• PROMPT: Reproduce every line of the material below exactly. No pictures belong in the copy.

• RECORDS FOR THE TASK:

--

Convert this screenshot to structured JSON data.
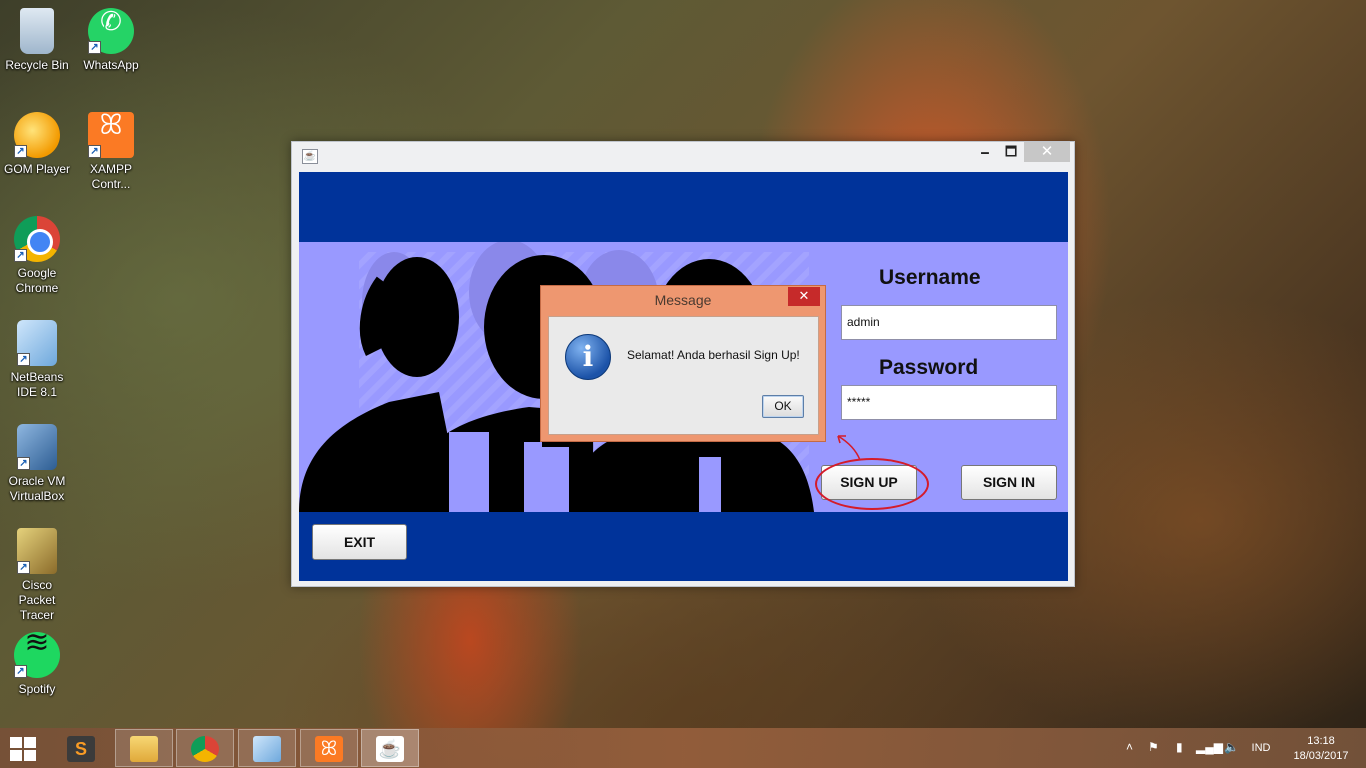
{
  "desktop": {
    "icons": [
      {
        "label": "Recycle Bin",
        "icon": "recycle-bin-icon"
      },
      {
        "label": "WhatsApp",
        "icon": "whatsapp-icon"
      },
      {
        "label": "GOM Player",
        "icon": "gom-player-icon"
      },
      {
        "label": "XAMPP Contr...",
        "icon": "xampp-icon"
      },
      {
        "label": "Google Chrome",
        "icon": "chrome-icon"
      },
      {
        "label": "NetBeans IDE 8.1",
        "icon": "netbeans-icon"
      },
      {
        "label": "Oracle VM VirtualBox",
        "icon": "virtualbox-icon"
      },
      {
        "label": "Cisco Packet Tracer",
        "icon": "cisco-packet-tracer-icon"
      },
      {
        "label": "Spotify",
        "icon": "spotify-icon"
      }
    ]
  },
  "window": {
    "min_glyph": "🗕",
    "max_glyph": "🗖",
    "close_glyph": "✕",
    "username_label": "Username",
    "username_value": "admin",
    "password_label": "Password",
    "password_value": "*****",
    "signup_label": "SIGN UP",
    "signin_label": "SIGN IN",
    "exit_label": "EXIT"
  },
  "dialog": {
    "title": "Message",
    "close_glyph": "✕",
    "message": "Selamat! Anda berhasil Sign Up!",
    "ok_label": "OK"
  },
  "taskbar": {
    "language": "IND",
    "time": "13:18",
    "date": "18/03/2017",
    "apps": [
      "sublime-text",
      "file-explorer",
      "chrome",
      "netbeans",
      "xampp",
      "java"
    ]
  }
}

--

• ANSWER TO THIS PROBLEM:
Convert this screenshot to structured JSON data.
{
  "desktop": {
    "icons": [
      {
        "label": "Recycle Bin",
        "icon": "recycle-bin-icon"
      },
      {
        "label": "WhatsApp",
        "icon": "whatsapp-icon"
      },
      {
        "label": "GOM Player",
        "icon": "gom-player-icon"
      },
      {
        "label": "XAMPP Contr...",
        "icon": "xampp-icon"
      },
      {
        "label": "Google Chrome",
        "icon": "chrome-icon"
      },
      {
        "label": "NetBeans IDE 8.1",
        "icon": "netbeans-icon"
      },
      {
        "label": "Oracle VM VirtualBox",
        "icon": "virtualbox-icon"
      },
      {
        "label": "Cisco Packet Tracer",
        "icon": "cisco-packet-tracer-icon"
      },
      {
        "label": "Spotify",
        "icon": "spotify-icon"
      }
    ]
  },
  "window": {
    "min_glyph": "🗕",
    "max_glyph": "🗖",
    "close_glyph": "✕",
    "username_label": "Username",
    "username_value": "admin",
    "password_label": "Password",
    "password_value": "*****",
    "signup_label": "SIGN UP",
    "signin_label": "SIGN IN",
    "exit_label": "EXIT"
  },
  "dialog": {
    "title": "Message",
    "close_glyph": "✕",
    "message": "Selamat! Anda berhasil Sign Up!",
    "ok_label": "OK"
  },
  "taskbar": {
    "language": "IND",
    "time": "13:18",
    "date": "18/03/2017",
    "apps": [
      "sublime-text",
      "file-explorer",
      "chrome",
      "netbeans",
      "xampp",
      "java"
    ]
  }
}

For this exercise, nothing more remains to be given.